Spinal muscular atrophy (SMA) is a genetic disorder that attacks and breaks down motor neurons in the spinal cord. These motor neurons are what controls the movement of muscles in a person’s body, and when the motor neurons die, the muscles weaken. Spinal Muscular Atrophy is a serious disorder, and has been classified as the second leading cause of neuromuscular disease. While there is no cure for Spinal Muscular Atrophy, there is a lot of helpful information, including causes, symptoms, and treatments. Read on to find out more about how SMA affects children. 

Spinal Muscular Atrophy and Kids

  • Causes
  • Symptoms
  • Treatment

SMA Causes

Spinal muscular atrophy is a genetic disease which means that the illness is caused by abnormalities in DNA. These abnormalities are inherited from parents, and for a child to have SMA they have to inherit one SMA gene from each parent. It is possible for a child to have SMA when neither parent has symptoms. This is because the parents may be carriers of the gene, meaning they have one copy of the SMA gene and one normal gene, and for SMA to develop and have symptoms one person has to have both copies of the SMA gene. A child of parents who are both carriers of SMA has a 25 percent chance of having SMA, and the risk of the child having SMA goes up to 50 percent if one parent has SMA and one parent is a carrier. The risk of a child having SMA if both parents have SMA is 100 percent. If SMA runs in a family, it is important for both prospective parents to consider genetic testing to determine if they are carriers of SMA. 


  • DNA abnormalities
  • Parents may not have SMA symptoms
  • Genetic testing may be warranted

SMA Symptoms

There are three types of SMA and symptoms and life expectancy varies wildly depending on the type. Type 1 is the most severe type of SMA. Symptoms typically develop between birth and six months. A child may not be able to support their head or sit without help and have difficulty swallowing, but the most concerning symptom is weakness in the muscles that control breathing.

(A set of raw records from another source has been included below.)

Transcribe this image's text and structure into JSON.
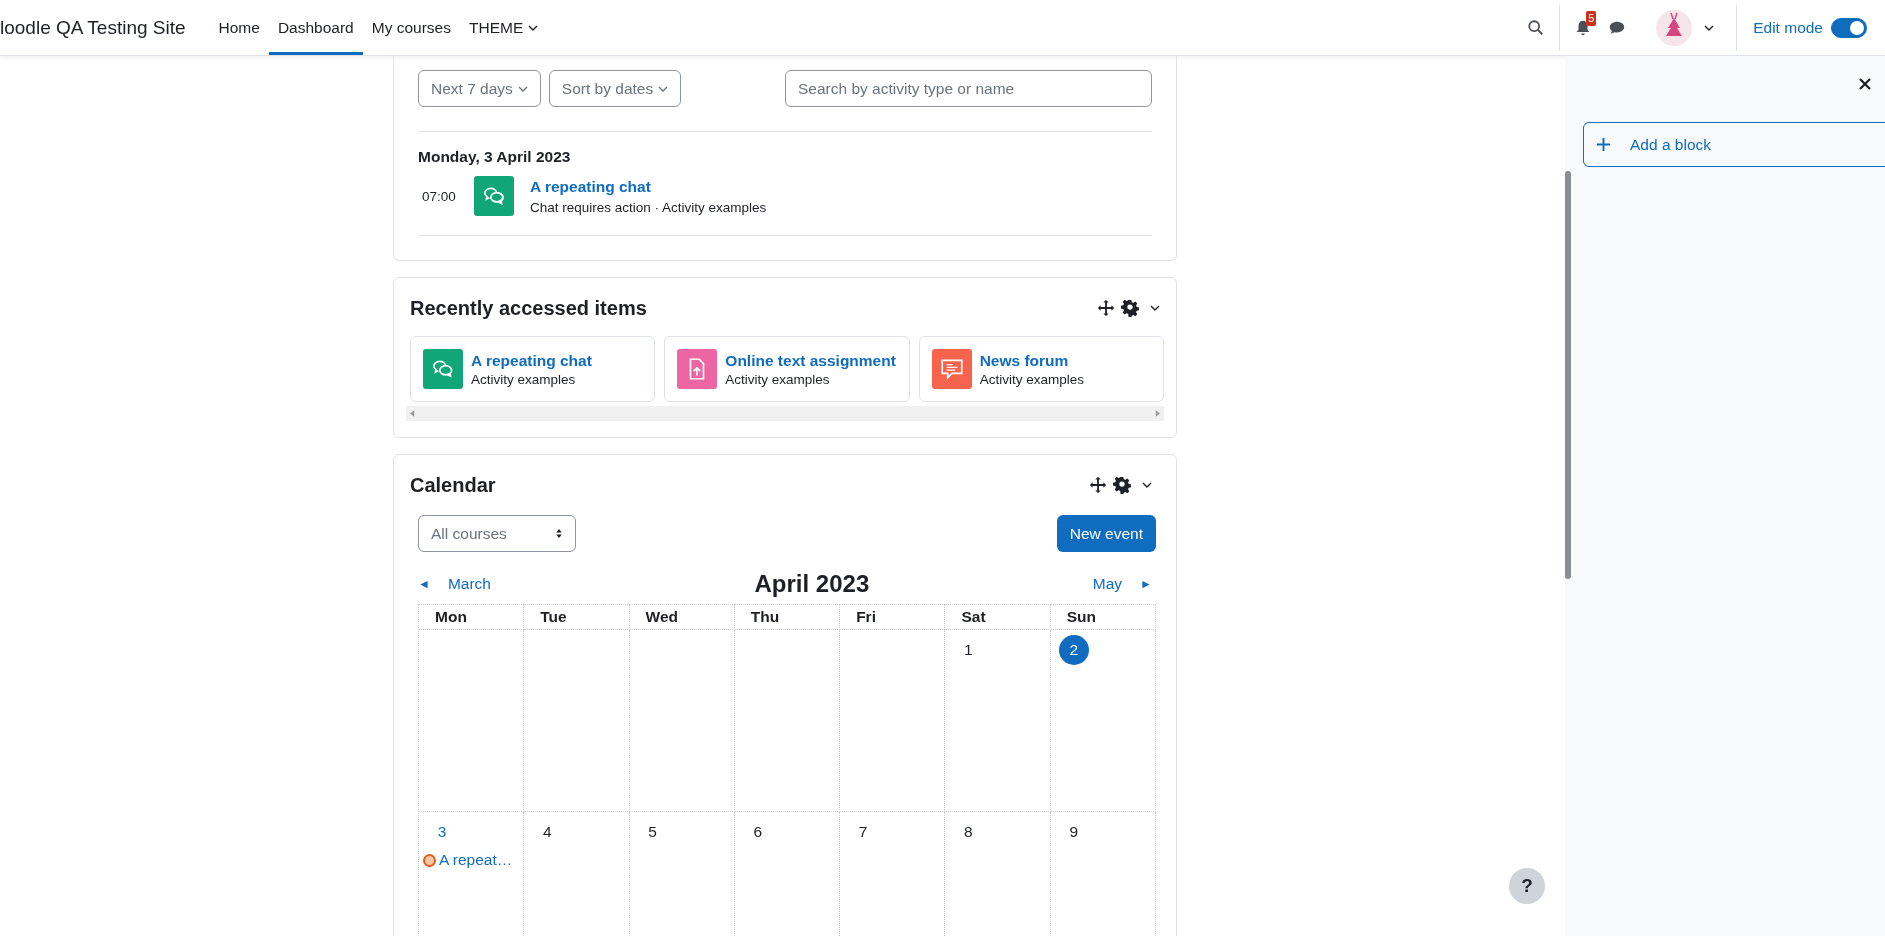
{
  "navbar": {
    "site_name": "loodle QA Testing Site",
    "nav_items": [
      {
        "label": "Home",
        "selected": false,
        "has_menu": false
      },
      {
        "label": "Dashboard",
        "selected": true,
        "has_menu": false
      },
      {
        "label": "My courses",
        "selected": false,
        "has_menu": false
      },
      {
        "label": "THEME",
        "selected": false,
        "has_menu": true
      }
    ],
    "notification_count": "5",
    "edit_mode": {
      "label": "Edit mode",
      "on": true
    }
  },
  "timeline": {
    "filters": [
      {
        "label": "Next 7 days"
      },
      {
        "label": "Sort by dates"
      }
    ],
    "search": {
      "placeholder": "Search by activity type or name"
    },
    "date_heading": "Monday, 3 April 2023",
    "events": [
      {
        "time": "07:00",
        "kind": "chat",
        "title": "A repeating chat",
        "detail": "Chat requires action · Activity examples"
      }
    ]
  },
  "recent": {
    "title": "Recently accessed items",
    "items": [
      {
        "kind": "chat",
        "title": "A repeating chat",
        "course": "Activity examples"
      },
      {
        "kind": "assignment",
        "title": "Online text assignment",
        "course": "Activity examples"
      },
      {
        "kind": "forum",
        "title": "News forum",
        "course": "Activity examples"
      }
    ]
  },
  "calendar": {
    "title": "Calendar",
    "course_select": "All courses",
    "new_event": "New event",
    "prev_icon": "◄",
    "prev_month": "March",
    "month": "April 2023",
    "next_month": "May",
    "next_icon": "►",
    "weekdays": [
      "Mon",
      "Tue",
      "Wed",
      "Thu",
      "Fri",
      "Sat",
      "Sun"
    ],
    "weeks": [
      [
        {
          "kind": "empty"
        },
        {
          "kind": "empty"
        },
        {
          "kind": "empty"
        },
        {
          "kind": "empty"
        },
        {
          "kind": "empty"
        },
        {
          "day": "1",
          "today": false
        },
        {
          "day": "2",
          "today": true
        }
      ],
      [
        {
          "day": "3",
          "today": false,
          "events": [
            {
              "title": "A repeat…"
            }
          ]
        },
        {
          "day": "4",
          "today": false
        },
        {
          "day": "5",
          "today": false
        },
        {
          "day": "6",
          "today": false
        },
        {
          "day": "7",
          "today": false
        },
        {
          "day": "8",
          "today": false
        },
        {
          "day": "9",
          "today": false
        }
      ]
    ]
  },
  "drawer": {
    "add_block": "Add a block"
  },
  "help": "?"
}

Most children with Type 1 SMA do not live past two due to breathing problems. Type 2 SMA is considered moderate. Symptoms develop between six and eighteen months, mostly affect their legs, and they will not be able to walk unaided. Life expectancy for children with Type 2 ranges from childhood to adulthood. Type 3 SMA is the most mild and symptoms can develop anytime between eighteen months and adulthood. Children with Type 3 SMA are usually able to stand and walk unaided but may have challenges with stairs, running, and other more strenuous activities. Children with Type 3 SMA are likely to have a close to normal life expectancy. Type 4 SMA is the most rare and symptoms do not appear until adulthood, and muscle weakness and atrophy will develop slowly. 


  • Three types of SMA in kids
  • Type 4 is rare and occurs in adults
  • Life expectancy varies

SMA Treatment

While there is no cure for SMA, there are a variety of treatment options to help reduce symptoms. Treatment plans vary depending on severity of symptoms and type of SMA. There are two FDA approved medications to treat SMA: nusinersen (Spinraza) and onasemnogene abeparvovec-xioi (Zolgensma). Other treatment options to help reduce symptoms include special mouthpieces or a machine to aid in breathing, working with a nutritionist and possibly a feeding tube to ensure adequate nutrition, physical and occupational therapy to help gain muscle strength, and possibly devices like leg braces, walkers, or wheelchairs to aid in mobility.


  • There is no cure
  • Treatment medications are available
  • Treatments can help reduce symptoms